§ Problem details: Make an exact copy of the listing below.

§ Data for analysis:
——————
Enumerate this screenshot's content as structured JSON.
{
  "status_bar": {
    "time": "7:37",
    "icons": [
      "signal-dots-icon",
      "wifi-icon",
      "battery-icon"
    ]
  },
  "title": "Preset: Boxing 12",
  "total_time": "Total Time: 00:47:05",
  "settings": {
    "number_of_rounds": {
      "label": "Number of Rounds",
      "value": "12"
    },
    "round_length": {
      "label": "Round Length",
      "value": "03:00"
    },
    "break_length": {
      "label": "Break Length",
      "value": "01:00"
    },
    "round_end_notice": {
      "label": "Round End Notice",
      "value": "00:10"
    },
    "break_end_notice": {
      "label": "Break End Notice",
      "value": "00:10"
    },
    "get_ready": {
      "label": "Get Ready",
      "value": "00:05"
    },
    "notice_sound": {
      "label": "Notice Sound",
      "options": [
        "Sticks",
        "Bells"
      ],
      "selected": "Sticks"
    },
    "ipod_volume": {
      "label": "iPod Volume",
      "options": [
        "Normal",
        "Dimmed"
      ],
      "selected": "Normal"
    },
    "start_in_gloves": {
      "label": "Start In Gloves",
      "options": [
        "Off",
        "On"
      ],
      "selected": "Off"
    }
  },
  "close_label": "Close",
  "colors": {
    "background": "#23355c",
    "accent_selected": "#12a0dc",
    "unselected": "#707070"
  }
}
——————
§ Answer for the task:
Enumerate this screenshot's content as structured JSON.
{
  "status_bar": {
    "time": "7:37",
    "icons": [
      "signal-dots-icon",
      "wifi-icon",
      "battery-icon"
    ]
  },
  "title": "Preset: Boxing 12",
  "total_time": "Total Time: 00:47:05",
  "settings": {
    "number_of_rounds": {
      "label": "Number of Rounds",
      "value": "12"
    },
    "round_length": {
      "label": "Round Length",
      "value": "03:00"
    },
    "break_length": {
      "label": "Break Length",
      "value": "01:00"
    },
    "round_end_notice": {
      "label": "Round End Notice",
      "value": "00:10"
    },
    "break_end_notice": {
      "label": "Break End Notice",
      "value": "00:10"
    },
    "get_ready": {
      "label": "Get Ready",
      "value": "00:05"
    },
    "notice_sound": {
      "label": "Notice Sound",
      "options": [
        "Sticks",
        "Bells"
      ],
      "selected": "Sticks"
    },
    "ipod_volume": {
      "label": "iPod Volume",
      "options": [
        "Normal",
        "Dimmed"
      ],
      "selected": "Normal"
    },
    "start_in_gloves": {
      "label": "Start In Gloves",
      "options": [
        "Off",
        "On"
      ],
      "selected": "Off"
    }
  },
  "close_label": "Close",
  "colors": {
    "background": "#23355c",
    "accent_selected": "#12a0dc",
    "unselected": "#707070"
  }
}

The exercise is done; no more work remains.